Close quarters create conflicts. Just ask anyone operating a closely held company. No matter how well individuals work together, personal interests often influence company decisions that not everyone agrees with. Unfortunately, such disagreements commonly lead to actions that, intentional or otherwise, amount to shareholder oppression. In many cases, however, these actions are preventable.

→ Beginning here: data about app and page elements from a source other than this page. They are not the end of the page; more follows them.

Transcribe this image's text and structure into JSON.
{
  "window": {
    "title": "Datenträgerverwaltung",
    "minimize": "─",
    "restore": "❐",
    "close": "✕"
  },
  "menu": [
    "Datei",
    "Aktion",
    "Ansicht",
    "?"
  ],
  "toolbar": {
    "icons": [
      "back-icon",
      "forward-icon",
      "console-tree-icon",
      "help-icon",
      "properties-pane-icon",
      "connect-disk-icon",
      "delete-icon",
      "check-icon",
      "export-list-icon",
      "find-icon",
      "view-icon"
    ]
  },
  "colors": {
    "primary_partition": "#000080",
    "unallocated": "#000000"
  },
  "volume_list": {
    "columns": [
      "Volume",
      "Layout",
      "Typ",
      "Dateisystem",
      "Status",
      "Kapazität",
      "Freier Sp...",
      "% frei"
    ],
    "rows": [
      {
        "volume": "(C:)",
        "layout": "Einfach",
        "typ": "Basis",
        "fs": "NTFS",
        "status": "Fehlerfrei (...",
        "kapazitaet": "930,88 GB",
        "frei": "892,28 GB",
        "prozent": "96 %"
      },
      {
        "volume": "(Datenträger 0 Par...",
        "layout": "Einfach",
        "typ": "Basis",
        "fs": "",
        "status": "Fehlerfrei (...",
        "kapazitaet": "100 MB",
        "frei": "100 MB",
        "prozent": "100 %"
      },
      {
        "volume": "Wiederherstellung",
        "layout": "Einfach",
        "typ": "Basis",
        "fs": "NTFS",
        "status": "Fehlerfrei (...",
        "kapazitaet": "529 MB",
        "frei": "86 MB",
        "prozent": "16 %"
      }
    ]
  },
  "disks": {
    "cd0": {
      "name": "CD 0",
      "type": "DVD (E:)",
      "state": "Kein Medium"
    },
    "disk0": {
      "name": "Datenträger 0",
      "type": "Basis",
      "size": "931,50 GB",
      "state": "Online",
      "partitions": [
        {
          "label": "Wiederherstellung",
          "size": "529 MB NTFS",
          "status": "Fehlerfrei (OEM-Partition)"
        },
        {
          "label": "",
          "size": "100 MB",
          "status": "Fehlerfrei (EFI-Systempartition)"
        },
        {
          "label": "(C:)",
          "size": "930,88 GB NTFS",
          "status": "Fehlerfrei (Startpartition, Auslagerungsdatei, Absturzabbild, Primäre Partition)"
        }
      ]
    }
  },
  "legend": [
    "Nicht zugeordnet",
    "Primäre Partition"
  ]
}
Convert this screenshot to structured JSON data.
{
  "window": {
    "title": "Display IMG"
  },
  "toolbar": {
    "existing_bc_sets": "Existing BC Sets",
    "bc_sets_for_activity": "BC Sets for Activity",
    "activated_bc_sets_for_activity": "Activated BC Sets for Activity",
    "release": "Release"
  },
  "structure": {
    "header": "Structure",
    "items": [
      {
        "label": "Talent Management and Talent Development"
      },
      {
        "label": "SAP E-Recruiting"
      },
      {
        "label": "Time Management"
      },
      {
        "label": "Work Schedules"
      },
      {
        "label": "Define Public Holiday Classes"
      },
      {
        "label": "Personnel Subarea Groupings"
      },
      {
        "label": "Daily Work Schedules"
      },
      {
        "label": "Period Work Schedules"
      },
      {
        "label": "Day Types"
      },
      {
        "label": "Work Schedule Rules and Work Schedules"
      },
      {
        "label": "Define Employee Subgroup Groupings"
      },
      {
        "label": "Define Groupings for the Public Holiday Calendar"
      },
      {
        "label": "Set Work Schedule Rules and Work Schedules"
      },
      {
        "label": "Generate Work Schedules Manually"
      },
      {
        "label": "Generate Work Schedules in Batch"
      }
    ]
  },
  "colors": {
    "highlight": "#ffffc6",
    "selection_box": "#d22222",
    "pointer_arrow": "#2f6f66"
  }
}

Previously, we've written about some of the remedies available to shareholder oppression claimants. Among those we mentioned is the judge's ability to dissolve the company, or at least the minority's interest in the company. While these actions can effectively end the oppressive conduct, the question then becomes how will each party's shares be valued? When shareholder oppression is involved, these valuations can become extremely tricky.